At the heart of the Bronco is a switchable four-wheel drive system that should give it exceptional off-roading ability - crucial, as Ford is aiming the Bronco right down the throat of the Jeep Wrangler. That's backed up by an electronic assistance system, called GOAT. That stands for Go Over Any Terrain and is rather like Land Rover's Terrain Response system. Up to seven driver-selectable modes are offered including Normal, Eco, Sport, Slippery and Sand, with Baja, Mud/Ruts and Rock Crawl for off-road driving. There's even a choice of four-wheel drive systems - a basic version, and a more advanced version with an electro-mechanical diff that allows the system to automatically select between two-wheel drive and four-wheel drive.
There are other off-road add ons, including Trail Control (rather like cruise control, but for off-roading), Trail Turn Assist (which brakes outside wheels to tighten the turning circle), and Trail One Pedal Drive, which tries to combine accelerating and braking into one pedal for more precise off-road control.
A serious off-roader
It gets serious off-road credentials thanks to a maximum 29-degree breakover angle and a 37.2-degree departure angle, plus there are hefty steel plates protecting the underside of the car.
More importantly, you can take the doors off. They're relatively light items, with frameless glass, and they're said to be easier to remove than the doors of the Jeep Wrangler. In the four-door model, they can even be stored in the boot when not wanted. There are also little panels in the doors that can be popped out so that you can look down through them for more precise off-roading. Or just to keep your ankles cool.
The Bronco's engines, for now, are a 2.3-litre EcoBoost four-cylinder turbo, or a 2.7-litre V6, both petrol engines. Gearboxes are either a ten-speed automatic, or a new seven-speed manual, which is really a six-speed 'box with a super-low 'crawler' first gear.
Inside, the cabin throws obvious references back to the flat, simple interior of the original Bronco, but this one comes with a choice of eight-or-12-inch touchscreens and a special rack on the dashboard that makes it easier to attach items such as mobile phone holders or GoPro camera. There's a 360-degree camera system and over-the-air software updates.
SUV-ish Bronco Sport
Oh, and remember how we said that this was a serious, no-nonsense off-roader? Not quite. There is a third model, the Bronco Sport, which isn't mechanically related to the two-door or four-door Bronco. The Sport is, in fact, an SUV, using the same chassis as the Ford Kuga and Escape, but with a Bronco-style body on top. It's basically designed for those who fancy the style of the Bronco but need more on-road comfort than off-road ability. It comes with standard four-wheel drive, and the GOAT terrain response system as the bigger Bronco, and gets its power from a choice of 2.0-litre or 1.5-litre turbo petrol engines. Ford says that, while it's clearly less overtly rugged than the Bronco, the Bronco Sport is still practical, able to swallow two big mountain bikes in the back. "Bronco Sport has the toughness and smarts to help turn off-road novices into 4x4 pros," said Hau Thai-Tang, Ford chief product development and purchasing officer. "Bronco Sport embraces the needs of outdoor enthusiasts - every inch of it was designed and engineered with weekend adventurers in mind."

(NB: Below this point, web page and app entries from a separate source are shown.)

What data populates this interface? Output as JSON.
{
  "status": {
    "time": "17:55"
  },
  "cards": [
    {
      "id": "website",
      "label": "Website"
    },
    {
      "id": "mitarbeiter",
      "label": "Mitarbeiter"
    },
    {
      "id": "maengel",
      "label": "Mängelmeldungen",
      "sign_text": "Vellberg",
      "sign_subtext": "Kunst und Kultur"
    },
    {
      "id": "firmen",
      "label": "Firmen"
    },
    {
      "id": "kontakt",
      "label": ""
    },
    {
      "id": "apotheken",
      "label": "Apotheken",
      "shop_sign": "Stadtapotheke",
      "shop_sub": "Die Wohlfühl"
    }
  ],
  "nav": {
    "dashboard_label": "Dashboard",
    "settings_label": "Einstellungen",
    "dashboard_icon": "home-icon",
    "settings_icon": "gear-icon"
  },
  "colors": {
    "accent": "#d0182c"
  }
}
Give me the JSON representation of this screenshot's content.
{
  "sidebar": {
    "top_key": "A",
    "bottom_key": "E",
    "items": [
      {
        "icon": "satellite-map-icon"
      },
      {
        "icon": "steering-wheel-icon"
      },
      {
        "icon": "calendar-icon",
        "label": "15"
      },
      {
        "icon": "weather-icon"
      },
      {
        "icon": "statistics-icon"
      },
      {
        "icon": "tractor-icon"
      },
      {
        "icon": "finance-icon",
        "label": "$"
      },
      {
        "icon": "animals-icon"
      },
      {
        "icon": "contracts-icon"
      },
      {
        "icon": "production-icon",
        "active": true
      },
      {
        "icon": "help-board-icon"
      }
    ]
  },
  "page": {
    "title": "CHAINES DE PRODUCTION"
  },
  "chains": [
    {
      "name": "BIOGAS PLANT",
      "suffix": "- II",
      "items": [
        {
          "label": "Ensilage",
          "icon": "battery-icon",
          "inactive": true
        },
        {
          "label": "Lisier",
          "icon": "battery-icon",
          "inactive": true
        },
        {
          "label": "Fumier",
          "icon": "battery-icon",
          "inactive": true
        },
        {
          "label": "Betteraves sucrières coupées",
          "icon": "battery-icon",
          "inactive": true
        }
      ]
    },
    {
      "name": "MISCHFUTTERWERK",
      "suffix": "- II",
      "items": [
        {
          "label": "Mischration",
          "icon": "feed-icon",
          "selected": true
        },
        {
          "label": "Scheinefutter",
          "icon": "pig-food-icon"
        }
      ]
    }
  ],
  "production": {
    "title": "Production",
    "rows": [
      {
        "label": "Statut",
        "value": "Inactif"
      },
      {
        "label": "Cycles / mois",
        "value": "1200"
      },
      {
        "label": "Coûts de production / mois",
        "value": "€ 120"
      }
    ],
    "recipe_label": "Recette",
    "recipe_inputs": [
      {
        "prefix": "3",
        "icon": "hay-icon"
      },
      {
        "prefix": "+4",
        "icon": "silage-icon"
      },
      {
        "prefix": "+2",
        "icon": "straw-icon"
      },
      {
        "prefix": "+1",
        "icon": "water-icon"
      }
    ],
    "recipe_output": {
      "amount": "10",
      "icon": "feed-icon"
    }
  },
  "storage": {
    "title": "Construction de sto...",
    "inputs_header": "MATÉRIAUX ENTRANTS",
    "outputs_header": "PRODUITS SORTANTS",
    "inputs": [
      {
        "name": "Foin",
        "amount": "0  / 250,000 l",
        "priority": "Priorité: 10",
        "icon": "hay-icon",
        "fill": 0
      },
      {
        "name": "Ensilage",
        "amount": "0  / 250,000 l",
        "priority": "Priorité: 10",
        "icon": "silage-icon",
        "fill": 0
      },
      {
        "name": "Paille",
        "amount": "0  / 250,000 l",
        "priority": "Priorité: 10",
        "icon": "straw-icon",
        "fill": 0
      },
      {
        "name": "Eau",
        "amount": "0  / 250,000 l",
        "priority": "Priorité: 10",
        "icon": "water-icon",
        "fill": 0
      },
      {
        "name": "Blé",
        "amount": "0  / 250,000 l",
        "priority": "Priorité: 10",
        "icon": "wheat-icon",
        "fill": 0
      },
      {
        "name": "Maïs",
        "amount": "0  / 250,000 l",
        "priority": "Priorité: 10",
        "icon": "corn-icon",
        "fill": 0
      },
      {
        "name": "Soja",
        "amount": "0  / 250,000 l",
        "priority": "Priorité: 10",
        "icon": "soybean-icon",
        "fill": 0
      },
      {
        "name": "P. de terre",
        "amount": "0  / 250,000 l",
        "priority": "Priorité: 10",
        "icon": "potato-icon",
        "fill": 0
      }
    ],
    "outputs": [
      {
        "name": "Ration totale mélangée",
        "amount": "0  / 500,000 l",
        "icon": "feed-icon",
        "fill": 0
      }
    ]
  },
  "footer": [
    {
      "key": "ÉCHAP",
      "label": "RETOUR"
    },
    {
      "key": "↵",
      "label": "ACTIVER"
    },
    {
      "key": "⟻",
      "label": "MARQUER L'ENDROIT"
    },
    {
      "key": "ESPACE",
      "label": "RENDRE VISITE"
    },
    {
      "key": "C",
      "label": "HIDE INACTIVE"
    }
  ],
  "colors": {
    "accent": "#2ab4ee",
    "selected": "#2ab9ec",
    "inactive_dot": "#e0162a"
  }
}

There is the faintest chance that the Bronco Sport could, thanks to its relationship with the Kuga, make it to this side of the water, but for now, alas, all three Broncos will remain firmly on the wrong side of the Atlantic, for us.